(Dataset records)
Segment Open

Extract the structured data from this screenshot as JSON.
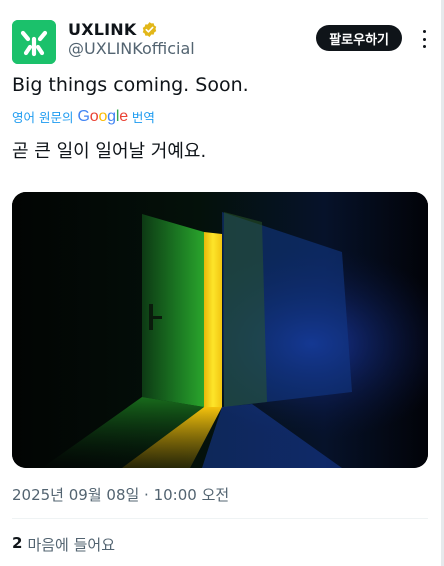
{
  "author": {
    "display_name": "UXLINK",
    "handle": "@UXLINKofficial",
    "verified": true,
    "avatar_color": "#1bc16b"
  },
  "follow_label": "팔로우하기",
  "tweet": {
    "text": "Big things coming. Soon.",
    "translate": {
      "prefix": "영어 원문의",
      "google": "Google",
      "suffix": "번역"
    },
    "translated_text": "곧 큰 일이 일어날 거예요."
  },
  "media": {
    "description_icon": "door-light-image"
  },
  "timestamp": "2025년 09월 08일 · 10:00 오전",
  "likes": {
    "count": "2",
    "label": "마음에 들어요"
  },
  "colors": {
    "accent": "#1d9bf0",
    "text": "#0f1419",
    "secondary": "#536471",
    "verified_gold": "#e2b719"
  }
}
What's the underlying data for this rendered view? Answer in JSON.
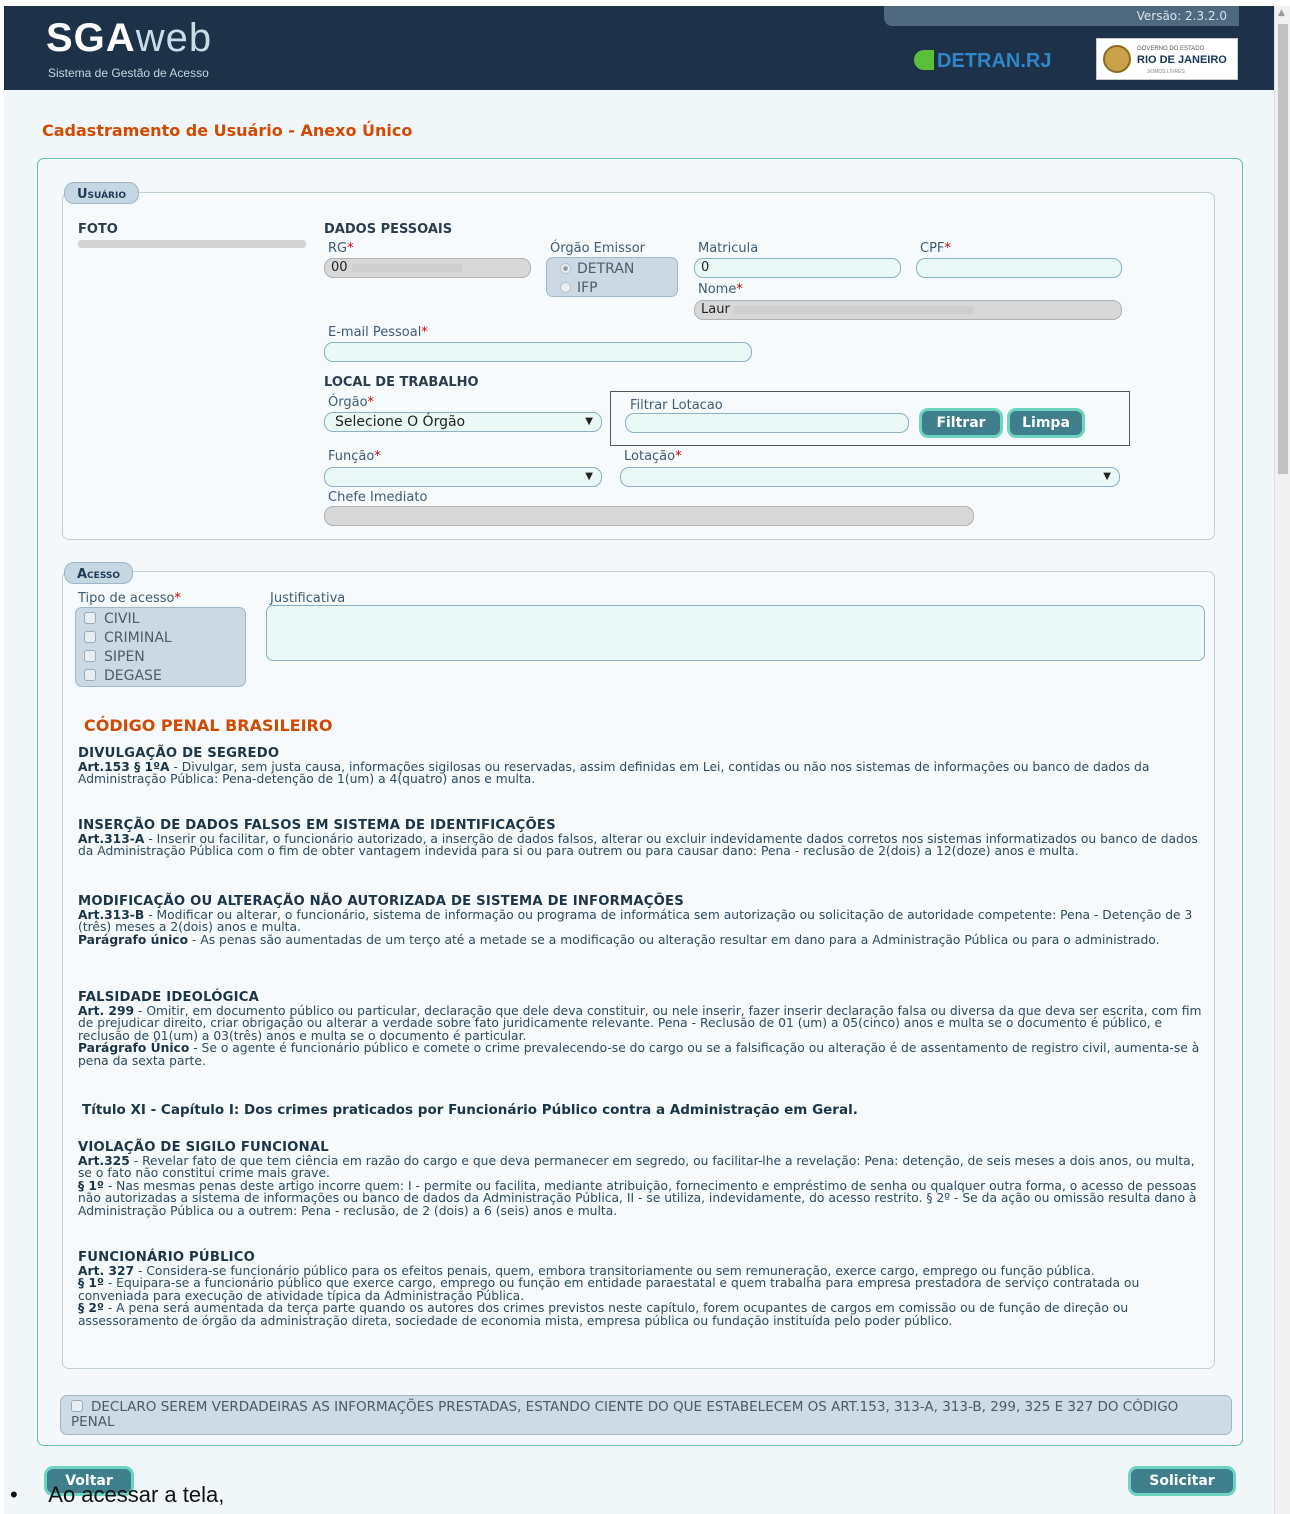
{
  "header": {
    "logo_text_sga": "SGA",
    "logo_text_web": "web",
    "logo_subtitle": "Sistema de Gestão de Acesso",
    "version": "Versão: 2.3.2.0",
    "detran_logo": "DETRAN.RJ",
    "gov_logo_small": "GOVERNO DO ESTADO",
    "gov_logo_big": "RIO DE JANEIRO",
    "gov_logo_tiny": "SOMOS LIVRES"
  },
  "page_title": "Cadastramento de Usuário - Anexo Único",
  "usuario": {
    "legend": "Usuário",
    "foto_label": "FOTO",
    "dados_pessoais": "DADOS PESSOAIS",
    "rg_label": "RG",
    "rg_value": "00",
    "orgao_emissor_label": "Órgão Emissor",
    "orgao_emissor_options": [
      "DETRAN",
      "IFP"
    ],
    "matricula_label": "Matricula",
    "matricula_value": "0",
    "cpf_label": "CPF",
    "nome_label": "Nome",
    "nome_value": "Laur",
    "email_label": "E-mail Pessoal",
    "local_trabalho": "LOCAL DE TRABALHO",
    "orgao_label": "Órgão",
    "orgao_selected": "Selecione O Órgão",
    "filtrar_lotacao_label": "Filtrar Lotacao",
    "filtrar_button": "Filtrar",
    "limpa_button": "Limpa",
    "funcao_label": "Função",
    "lotacao_label": "Lotação",
    "chefe_label": "Chefe Imediato",
    "required_mark": "*"
  },
  "acesso": {
    "legend": "Acesso",
    "tipo_label": "Tipo de acesso",
    "tipos": [
      "CIVIL",
      "CRIMINAL",
      "SIPEN",
      "DEGASE"
    ],
    "justificativa_label": "Justificativa"
  },
  "codigo_penal": {
    "title": "CÓDIGO PENAL BRASILEIRO",
    "divulgacao": {
      "heading": "DIVULGAÇÃO DE SEGREDO",
      "art": "Art.153 § 1ºA",
      "text": " - Divulgar, sem justa causa, informações sigilosas ou reservadas, assim definidas em Lei, contidas ou não nos sistemas de informações ou banco de dados da Administração Pública: Pena-detenção de 1(um) a 4(quatro) anos e multa."
    },
    "insercao": {
      "heading": "INSERÇÃO DE DADOS FALSOS EM SISTEMA DE IDENTIFICAÇÕES",
      "art": "Art.313-A",
      "text": " - Inserir ou facilitar, o funcionário autorizado, a inserção de dados falsos, alterar ou excluir indevidamente dados corretos nos sistemas informatizados ou banco de dados da Administração Pública com o fim de obter vantagem indevida para si ou para outrem ou para causar dano: Pena - reclusão de 2(dois) a 12(doze) anos e multa."
    },
    "modificacao": {
      "heading": "MODIFICAÇÃO OU ALTERAÇÃO NÃO AUTORIZADA DE SISTEMA DE INFORMAÇÕES",
      "art": "Art.313-B",
      "text": " - Modificar ou alterar, o funcionário, sistema de informação ou programa de informática sem autorização ou solicitação de autoridade competente: Pena - Detenção de 3 (três) meses a 2(dois) anos e multa.",
      "paragrafo": "Parágrafo único",
      "paragrafo_text": " - As penas são aumentadas de um terço até a metade se a modificação ou alteração resultar em dano para a Administração Pública ou para o administrado."
    },
    "falsidade": {
      "heading": "FALSIDADE IDEOLÓGICA",
      "art": "Art. 299",
      "text": " - Omitir, em documento público ou particular, declaração que dele deva constituir, ou nele inserir, fazer inserir declaração falsa ou diversa da que deva ser escrita, com fim de prejudicar direito, criar obrigação ou alterar a verdade sobre fato juridicamente relevante. Pena - Reclusão de 01 (um) a 05(cinco) anos e multa se o documento é público, e reclusão de 01(um) a 03(três) anos e multa se o documento é particular.",
      "paragrafo": "Parágrafo Único",
      "paragrafo_text": " - Se o agente é funcionário público e comete o crime prevalecendo-se do cargo ou se a falsificação ou alteração é de assentamento de registro civil, aumenta-se à pena da sexta parte."
    },
    "titulo": "Título XI - Capítulo I: Dos crimes praticados por Funcionário Público contra a Administração em Geral.",
    "violacao": {
      "heading": "VIOLAÇÃO DE SIGILO FUNCIONAL",
      "art": "Art.325",
      "text": " - Revelar fato de que tem ciência em razão do cargo e que deva permanecer em segredo, ou facilitar-lhe a revelação: Pena: detenção, de seis meses a dois anos, ou multa, se o fato não constitui crime mais grave.",
      "paragrafo": "§ 1º",
      "paragrafo_text": " - Nas mesmas penas deste artigo incorre quem: I - permite ou facilita, mediante atribuição, fornecimento e empréstimo de senha ou qualquer outra forma, o acesso de pessoas não autorizadas a sistema de informações ou banco de dados da Administração Pública, II - se utiliza, indevidamente, do acesso restrito. § 2º - Se da ação ou omissão resulta dano à Administração Pública ou a outrem: Pena - reclusão, de 2 (dois) a 6 (seis) anos e multa."
    },
    "funcionario": {
      "heading": "FUNCIONÁRIO PÚBLICO",
      "art": "Art. 327",
      "text": " - Considera-se funcionário público para os efeitos penais, quem, embora transitoriamente ou sem remuneração, exerce cargo, emprego ou função pública.",
      "p1": "§ 1º",
      "p1_text": " - Equipara-se a funcionário público que exerce cargo, emprego ou função em entidade paraestatal e quem trabalha para empresa prestadora de serviço contratada ou conveniada para execução de atividade típica da Administração Pública.",
      "p2": "§ 2º",
      "p2_text": " - A pena será aumentada da terça parte quando os autores dos crimes previstos neste capítulo, forem ocupantes de cargos em comissão ou de função de direção ou assessoramento de órgão da administração direta, sociedade de economia mista, empresa pública ou fundação instituída pelo poder público."
    }
  },
  "declaro": "DECLARO SEREM VERDADEIRAS AS INFORMAÇÕES PRESTADAS, ESTANDO CIENTE DO QUE ESTABELECEM OS ART.153, 313-A, 313-B, 299, 325 E 327 DO CÓDIGO PENAL",
  "buttons": {
    "voltar": "Voltar",
    "solicitar": "Solicitar"
  },
  "bullet_text": "Ao acessar a tela,"
}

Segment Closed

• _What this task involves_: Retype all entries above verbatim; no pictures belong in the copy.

• _Problem solution_:
Extract the structured data from this screenshot as JSON.
{
  "author": {
    "display_name": "UXLINK",
    "handle": "@UXLINKofficial",
    "verified": true,
    "avatar_color": "#1bc16b"
  },
  "follow_label": "팔로우하기",
  "tweet": {
    "text": "Big things coming. Soon.",
    "translate": {
      "prefix": "영어 원문의",
      "google": "Google",
      "suffix": "번역"
    },
    "translated_text": "곧 큰 일이 일어날 거예요."
  },
  "media": {
    "description_icon": "door-light-image"
  },
  "timestamp": "2025년 09월 08일 · 10:00 오전",
  "likes": {
    "count": "2",
    "label": "마음에 들어요"
  },
  "colors": {
    "accent": "#1d9bf0",
    "text": "#0f1419",
    "secondary": "#536471",
    "verified_gold": "#e2b719"
  }
}
What's the underlying data for this rendered view? Answer in JSON.
{
  "header": {
    "logo_text_sga": "SGA",
    "logo_text_web": "web",
    "logo_subtitle": "Sistema de Gestão de Acesso",
    "version": "Versão: 2.3.2.0",
    "detran_logo": "DETRAN.RJ",
    "gov_logo_small": "GOVERNO DO ESTADO",
    "gov_logo_big": "RIO DE JANEIRO",
    "gov_logo_tiny": "SOMOS LIVRES"
  },
  "page_title": "Cadastramento de Usuário - Anexo Único",
  "usuario": {
    "legend": "Usuário",
    "foto_label": "FOTO",
    "dados_pessoais": "DADOS PESSOAIS",
    "rg_label": "RG",
    "rg_value": "00",
    "orgao_emissor_label": "Órgão Emissor",
    "orgao_emissor_options": [
      "DETRAN",
      "IFP"
    ],
    "matricula_label": "Matricula",
    "matricula_value": "0",
    "cpf_label": "CPF",
    "nome_label": "Nome",
    "nome_value": "Laur",
    "email_label": "E-mail Pessoal",
    "local_trabalho": "LOCAL DE TRABALHO",
    "orgao_label": "Órgão",
    "orgao_selected": "Selecione O Órgão",
    "filtrar_lotacao_label": "Filtrar Lotacao",
    "filtrar_button": "Filtrar",
    "limpa_button": "Limpa",
    "funcao_label": "Função",
    "lotacao_label": "Lotação",
    "chefe_label": "Chefe Imediato",
    "required_mark": "*"
  },
  "acesso": {
    "legend": "Acesso",
    "tipo_label": "Tipo de acesso",
    "tipos": [
      "CIVIL",
      "CRIMINAL",
      "SIPEN",
      "DEGASE"
    ],
    "justificativa_label": "Justificativa"
  },
  "codigo_penal": {
    "title": "CÓDIGO PENAL BRASILEIRO",
    "divulgacao": {
      "heading": "DIVULGAÇÃO DE SEGREDO",
      "art": "Art.153 § 1ºA",
      "text": " - Divulgar, sem justa causa, informações sigilosas ou reservadas, assim definidas em Lei, contidas ou não nos sistemas de informações ou banco de dados da Administração Pública: Pena-detenção de 1(um) a 4(quatro) anos e multa."
    },
    "insercao": {
      "heading": "INSERÇÃO DE DADOS FALSOS EM SISTEMA DE IDENTIFICAÇÕES",
      "art": "Art.313-A",
      "text": " - Inserir ou facilitar, o funcionário autorizado, a inserção de dados falsos, alterar ou excluir indevidamente dados corretos nos sistemas informatizados ou banco de dados da Administração Pública com o fim de obter vantagem indevida para si ou para outrem ou para causar dano: Pena - reclusão de 2(dois) a 12(doze) anos e multa."
    },
    "modificacao": {
      "heading": "MODIFICAÇÃO OU ALTERAÇÃO NÃO AUTORIZADA DE SISTEMA DE INFORMAÇÕES",
      "art": "Art.313-B",
      "text": " - Modificar ou alterar, o funcionário, sistema de informação ou programa de informática sem autorização ou solicitação de autoridade competente: Pena - Detenção de 3 (três) meses a 2(dois) anos e multa.",
      "paragrafo": "Parágrafo único",
      "paragrafo_text": " - As penas são aumentadas de um terço até a metade se a modificação ou alteração resultar em dano para a Administração Pública ou para o administrado."
    },
    "falsidade": {
      "heading": "FALSIDADE IDEOLÓGICA",
      "art": "Art. 299",
      "text": " - Omitir, em documento público ou particular, declaração que dele deva constituir, ou nele inserir, fazer inserir declaração falsa ou diversa da que deva ser escrita, com fim de prejudicar direito, criar obrigação ou alterar a verdade sobre fato juridicamente relevante. Pena - Reclusão de 01 (um) a 05(cinco) anos e multa se o documento é público, e reclusão de 01(um) a 03(três) anos e multa se o documento é particular.",
      "paragrafo": "Parágrafo Único",
      "paragrafo_text": " - Se o agente é funcionário público e comete o crime prevalecendo-se do cargo ou se a falsificação ou alteração é de assentamento de registro civil, aumenta-se à pena da sexta parte."
    },
    "titulo": "Título XI - Capítulo I: Dos crimes praticados por Funcionário Público contra a Administração em Geral.",
    "violacao": {
      "heading": "VIOLAÇÃO DE SIGILO FUNCIONAL",
      "art": "Art.325",
      "text": " - Revelar fato de que tem ciência em razão do cargo e que deva permanecer em segredo, ou facilitar-lhe a revelação: Pena: detenção, de seis meses a dois anos, ou multa, se o fato não constitui crime mais grave.",
      "paragrafo": "§ 1º",
      "paragrafo_text": " - Nas mesmas penas deste artigo incorre quem: I - permite ou facilita, mediante atribuição, fornecimento e empréstimo de senha ou qualquer outra forma, o acesso de pessoas não autorizadas a sistema de informações ou banco de dados da Administração Pública, II - se utiliza, indevidamente, do acesso restrito. § 2º - Se da ação ou omissão resulta dano à Administração Pública ou a outrem: Pena - reclusão, de 2 (dois) a 6 (seis) anos e multa."
    },
    "funcionario": {
      "heading": "FUNCIONÁRIO PÚBLICO",
      "art": "Art. 327",
      "text": " - Considera-se funcionário público para os efeitos penais, quem, embora transitoriamente ou sem remuneração, exerce cargo, emprego ou função pública.",
      "p1": "§ 1º",
      "p1_text": " - Equipara-se a funcionário público que exerce cargo, emprego ou função em entidade paraestatal e quem trabalha para empresa prestadora de serviço contratada ou conveniada para execução de atividade típica da Administração Pública.",
      "p2": "§ 2º",
      "p2_text": " - A pena será aumentada da terça parte quando os autores dos crimes previstos neste capítulo, forem ocupantes de cargos em comissão ou de função de direção ou assessoramento de órgão da administração direta, sociedade de economia mista, empresa pública ou fundação instituída pelo poder público."
    }
  },
  "declaro": "DECLARO SEREM VERDADEIRAS AS INFORMAÇÕES PRESTADAS, ESTANDO CIENTE DO QUE ESTABELECEM OS ART.153, 313-A, 313-B, 299, 325 E 327 DO CÓDIGO PENAL",
  "buttons": {
    "voltar": "Voltar",
    "solicitar": "Solicitar"
  },
  "bullet_text": "Ao acessar a tela,"
}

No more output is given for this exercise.